who are invited to record video according to the original script of Vertov’s Man With
A Movie Camera and submit it to a website which will archive, sequence and deliver
it. When the work streams your contribution becomes part of a worldwide montage,
in Vertov’s terms the ‘decoding of life as it is’.
Project by Perry Bard.

The World's Largest TV Studio

The World’s Largest TV Studio (1972, 17.2MB, 7:10 min.)

A historic piece of political video from
the 1972 Miami Democratic Convention, this excerpt featuring an interview
with Michael Shamberg, author of Guerilla Television & founder member of Top Value
. (Also founder of Raindance & subsequently big shot Hollywood Producer).

Found in the broadcasting section of the Southwest Museum of Engineering Communications
and Computation
, which is actually stuffed with goodies.

Two from David Fincher

The Motels – Shame (1985, 18.7MB, 3:59)

Rick Springfield – Celebrate Youth (1985, 25.6MB, 3:58)

Before directing features like Se7en, Zodiac, and Fight Club,
badass David Fincher made some awesomely 80s music videos.
He continues to make solid music videos for more
contemporary acts, favoring the short form to the
Hollywood machine. These lyrically poor videos
serve as proof that you too can film talking billboards,
windy alleys full of teens, use the color-pass effect,
and still go on to direct such hits as Alien 3.

Glimpse of the Garden

Marie Menken – Glimpse of the Garden (1957, 36.2MB, 5:04)

Marie Menken, avant-garde filmmaker of the 1940s, 50s,
and 60s – in addition to being the inspiration for
Who’s Afraid of Virginia Woolf? and a Warhol
superstar – made inspirational work from a time we seem
to overlook too much today. The garden here belongs
to one of her husband’s former male lovers, and while
Menken was often criticized for being quaint in her displays,
her style is an obviously feminine one that hides much
deeper meaning in ordinary but stunning visuals.

Recreation, Re-Creation, or, We Like OLD Stuff – Bitsy Knox

Recreation, Re-Creation
Recreation, Re-Creation (2006, 9.6 MB, 4:27 min.)

“This video juxtaposes original 16 mm footage acquired from my Grandfather
with interview footage taken of my Mother and Grandparents. All but the
past-tenses of their speaking are left intact, while the film footage has been
aggressively manipulated.
The project seeks to question the language of constructing one’s identity through
negotiation with familial history, where the past has been constructed and reconstructed
in order to corroborate certain facades of culture which are wished to be left intact.”

Bitsy Knox from 312.

Gilbert & George -The Singing Sculpture

Gilbert and George
The Singing Sculpture (1992, 830k, 41 sec.)

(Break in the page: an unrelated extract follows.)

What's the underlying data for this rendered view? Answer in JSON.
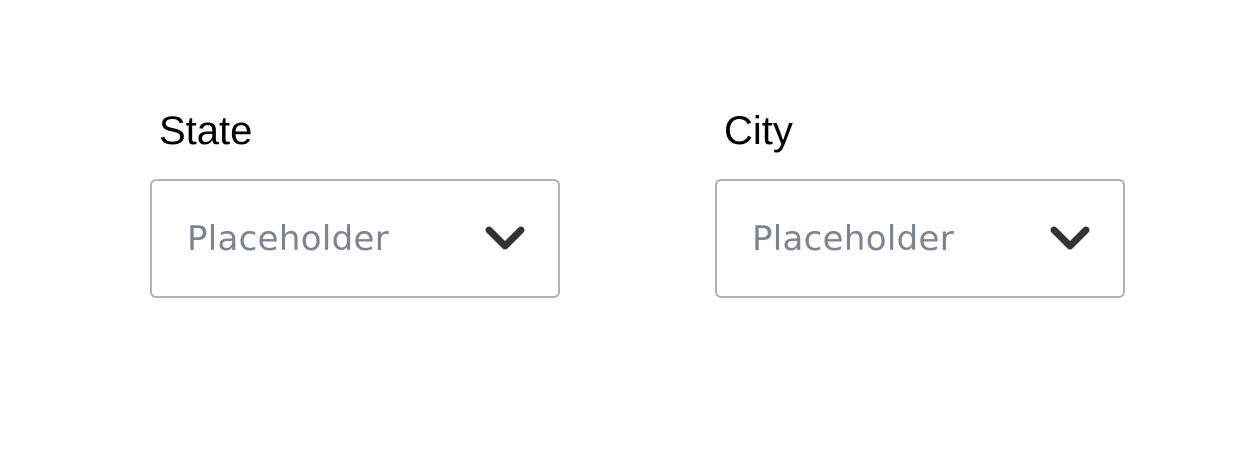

“Singing Sculpture documents one of Gilbert & George’s most famous “living sculpture” pieces.
Covered in multicolored bronze paint, the artists sing and interchange parts of the English
music hall standard “Underneath the Arches.” Through their stylized performance,
Gilbert & George deliberately blur the lines between life and art, reality and contrivance.
This ambiguity does not rely on a transformation from living to sculptural form. On the contrary,
they have merged the two in order to obliterate, rather than emphasize, the distinctions between life and art.” – Walker Art Center
from Video Data Bank

Scritti Politti – pop sublimity

Word Girl
The Word Girl (1985, 7.62MB, 3:14 min)

Oh Patti
Oh Patti (1988, 20.3MB, 4:14 min)

Two of the most perfect pop songs ever made, the first from
1985’s Cupid & Psyche & the second from 1988’s Provision
(& which features a trumpet solo from Miles Davis of staggering
economy & otherworldly beauty).
Pet Sounds excepted, pop music just doesn’t come better.
The vids aren’t just an adjunct – of course they have historical
interest (that weird decade!), but there’s something fragile
& haunting & mysterious there which survives the occasional impossible
to overlook moment of naffness.

1905 at 2 a.m. in the subway

2 a.m. in the subway (1905, 8 MB, 56 sec.)

A subway platform, a policeman and a conductor, a well-dressed man
with a cigar and two women dressed in long skirts and jackets.
One of the women causes a sensation by raising her skirt and
revealing her stocking. Artificial legs are displayed out the subway car window.
From – The Open Video Project.